“It didn’t work, did it?” Dr. Partridge asked, although the tone of his voice indicated that he already knew the answer.
Brodes slowly shook his head.
Partridge sighed. “I thought as much. Swan rushed the whole thing. It wasn’t ready. And Bryce’s wave-form signal died halfway through the attempted transition. Some of him might have made its way in there, but not enough.”
“But if we tell him, he’ll kill me!” Brodes burst out.
Without much surprise or fear for him, Partridge nodded. “Probably.”
“But I don’t want to die!” The words came out of Brodes like a wail, and he felt panic rising inside of him. “God, they didn’t even tell me what I was volunteering for! I just wanted to do something because Karen left me, and I was alone, and they were going to fire me-”

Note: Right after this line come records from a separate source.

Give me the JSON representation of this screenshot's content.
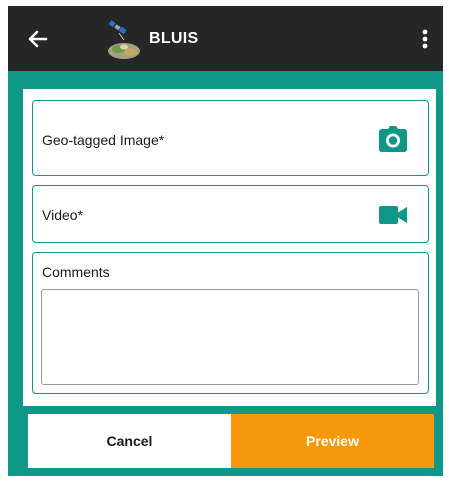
{
  "appbar": {
    "title": "BLUIS",
    "back_icon": "arrow-left-icon",
    "logo_icon": "satellite-logo-icon",
    "menu_icon": "more-vertical-icon"
  },
  "form": {
    "geo_image_label": "Geo-tagged Image*",
    "geo_image_icon": "camera-icon",
    "video_label": "Video*",
    "video_icon": "video-camera-icon",
    "comments_label": "Comments",
    "comments_value": ""
  },
  "actions": {
    "cancel_label": "Cancel",
    "preview_label": "Preview"
  },
  "colors": {
    "primary": "#0f9888",
    "appbar": "#262626",
    "accent": "#f7980b"
  }
}
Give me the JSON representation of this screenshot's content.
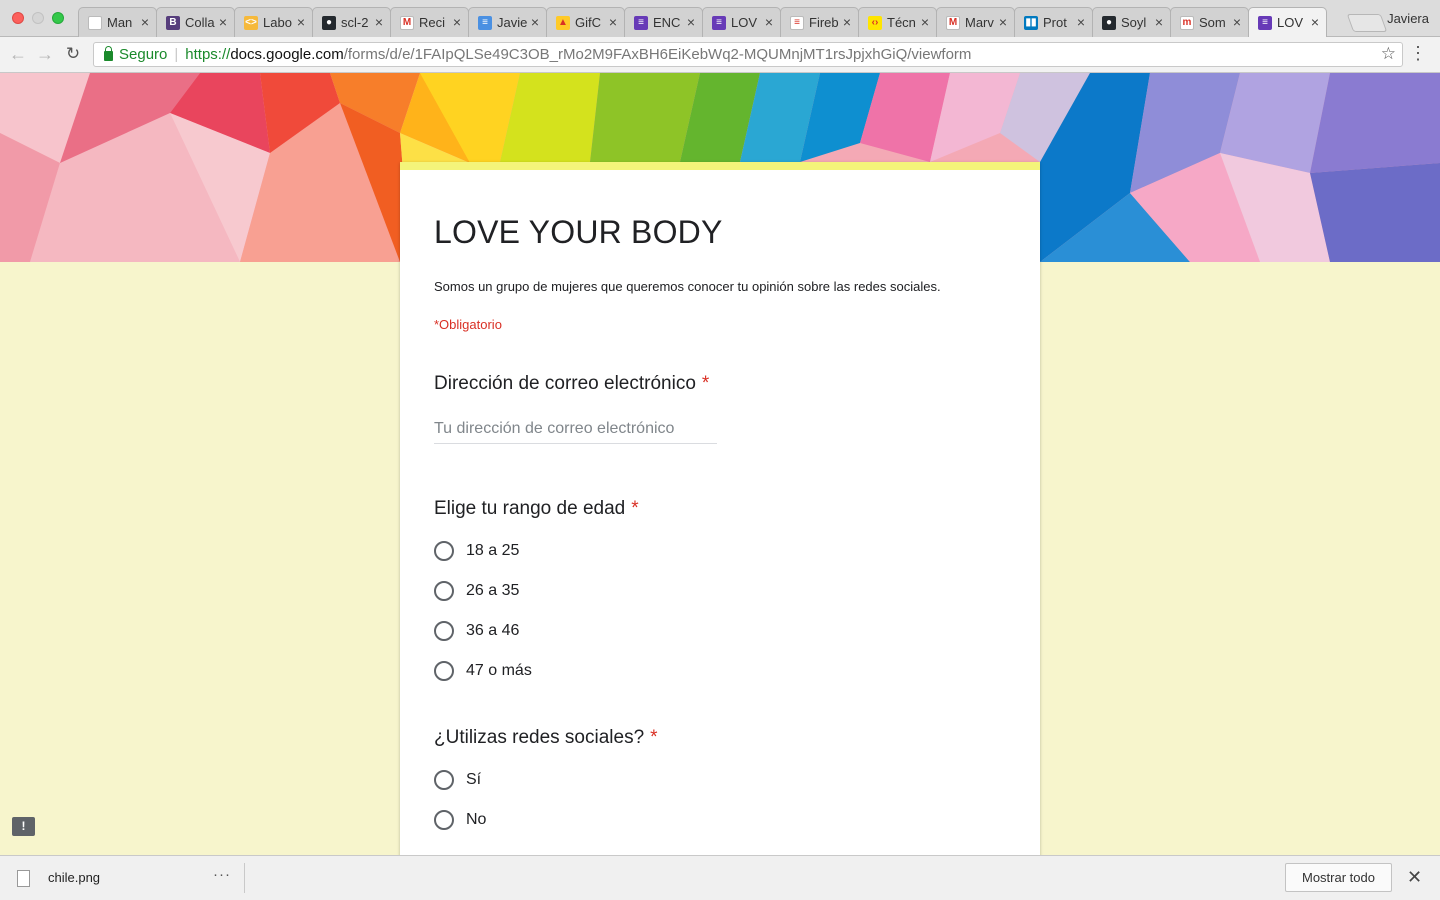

Partridge tried to interject a couple of times, but Brodes felt panic seizing him, now, fully in control. He waved his arms around, his fingers snatching up one of those scalpels from the tray beside him. “This is all bullshit! I’m not Jameson, not some secret agent, I’m just an analyst! I can’t do anything!”
“Jameson, just take a breath-” Partridge tried to cut in.

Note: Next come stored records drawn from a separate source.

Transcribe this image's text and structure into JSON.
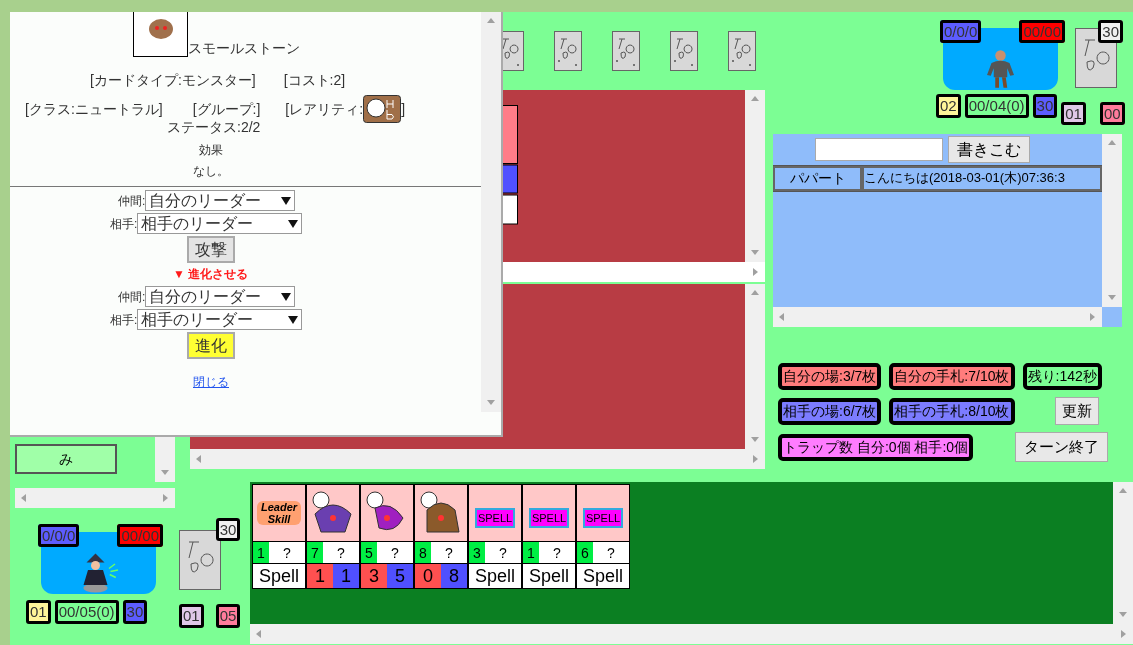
{
  "popup": {
    "card_name": "スモールストーン",
    "type_label": "[カードタイプ:モンスター]",
    "cost_label": "[コスト:2]",
    "class_label": "[クラス:ニュートラル]",
    "group_label": "[グループ:]",
    "rarity_open": "[レアリティ:",
    "rarity_close": "]",
    "status": "ステータス:2/2",
    "effect_heading": "効果",
    "effect": "なし。",
    "attack": {
      "ally_label": "仲間:",
      "ally_value": "自分のリーダー",
      "foe_label": "相手:",
      "foe_value": "相手のリーダー",
      "button": "攻撃"
    },
    "evolve_heading": "▼ 進化させる",
    "evolve": {
      "ally_label": "仲間:",
      "ally_value": "自分のリーダー",
      "foe_label": "相手:",
      "foe_value": "相手のリーダー",
      "button": "進化"
    },
    "close_link": "閉じる"
  },
  "left_panel": {
    "button": "み"
  },
  "opponent": {
    "hand_backs": [
      {
        "kind": "back"
      },
      {
        "kind": "back"
      },
      {
        "kind": "back"
      },
      {
        "kind": "back"
      },
      {
        "kind": "back"
      }
    ],
    "leader": {
      "stats": "0/0/0",
      "life": "00/00",
      "mana": "02",
      "counter": "00/04(0)",
      "badge": "30"
    },
    "deck_count": "30",
    "left_count": "01",
    "right_count": "00"
  },
  "chat": {
    "button": "書きこむ",
    "rows": [
      {
        "name": "パパート",
        "message": "こんにちは(2018-03-01(木)07:36:3"
      }
    ]
  },
  "status_badges": [
    {
      "text": "自分の場:3/7枚",
      "color": "#ff7c7c"
    },
    {
      "text": "自分の手札:7/10枚",
      "color": "#ff7c7c"
    },
    {
      "text": "残り:142秒",
      "color": "#7cfe94"
    },
    {
      "text": "相手の場:6/7枚",
      "color": "#7c7cff"
    },
    {
      "text": "相手の手札:8/10枚",
      "color": "#7c7cff"
    },
    {
      "text": "トラップ数 自分:0個 相手:0個",
      "color": "#ff7cff"
    }
  ],
  "buttons": {
    "refresh": "更新",
    "end_turn": "ターン終了"
  },
  "player": {
    "leader": {
      "stats": "0/0/0",
      "life": "00/00",
      "mana": "01",
      "counter": "00/05(0)",
      "badge": "30"
    },
    "deck_count": "30",
    "left_count": "01",
    "right_count": "05"
  },
  "hand": [
    {
      "kind": "leader",
      "art_label": "Leader Skill",
      "cost": "1",
      "unknown": "?",
      "spell_label": "Spell"
    },
    {
      "kind": "unit",
      "cost": "7",
      "unknown": "?",
      "attack": "1",
      "defense": "1"
    },
    {
      "kind": "unit",
      "cost": "5",
      "unknown": "?",
      "attack": "3",
      "defense": "5"
    },
    {
      "kind": "unit",
      "cost": "8",
      "unknown": "?",
      "attack": "0",
      "defense": "8"
    },
    {
      "kind": "spell",
      "art_label": "SPELL",
      "cost": "3",
      "unknown": "?",
      "spell_label": "Spell"
    },
    {
      "kind": "spell",
      "art_label": "SPELL",
      "cost": "1",
      "unknown": "?",
      "spell_label": "Spell"
    },
    {
      "kind": "spell",
      "art_label": "SPELL",
      "cost": "6",
      "unknown": "?",
      "spell_label": "Spell"
    }
  ]
}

“I’m. Not. Jameson!” Brodes took one last breath, and then, the buzzing of the fly sawing into his brain, let out a scream. “And shut that damn fly up, I can’t stand it!!”
His fingers twisted, and he felt the scalpel jump away.
A moment later, from behind closed eyelids, Brodes realized that he heard silence. Partridge wasn’t speaking.
And the fly had stopped buzzing.
Slowly, still fearing what he might see, Brodes opened his eyes.
Partridge still stood there, but his wide-eyed stare wasn’t focused on Brodes. Instead, the crazy-haired scientist stared at the horsefly, lying on the far windowsill.
The horsefly lay, dead and impaled on the flung scalpel.
Brodes’ eyes moved over to Partridge, who finally, awestruck, looked back. “Well, I’ll be damned,” the man whispered, his voice barely audible. “Something did make it over, after all.”
“What’s happening-” Brodes choked out, but Partridge had already moved, snatching up his chart from the foot of his bed. He scrawled something on it, glancing up at Brodes and reading aloud as he wrote.
“Patient’s skills seem to have become latent, less conscious,” he said slowly as he wrote. “Recommend intensive training regimen before deployment to recover conscious control. Partridge.”
He slipped the chart back into the tray at the foot of Brodes’ bed. “Good luck,” he told Brodes, and then gave him a bawdy, obvious wink!
And then, Partridge left the room, as Brodes tried to think, tried to reconcile his top ten fears with that dead horsefly on the far side of the room.
He reached over and grabbed another scalpel. For a terrified moment, he thought of using it on himself, ending this before it turned into one of those fears in his head.
His fingers trembled. And then, with a flick, the scalpel leapt like a fish, sailing across the room to stick perfectly in the far wall.
And then, for the very first time, Brodes found something else on his Top Ten Emotions of the Moment.
Hope. Wild, crazy, insane hope.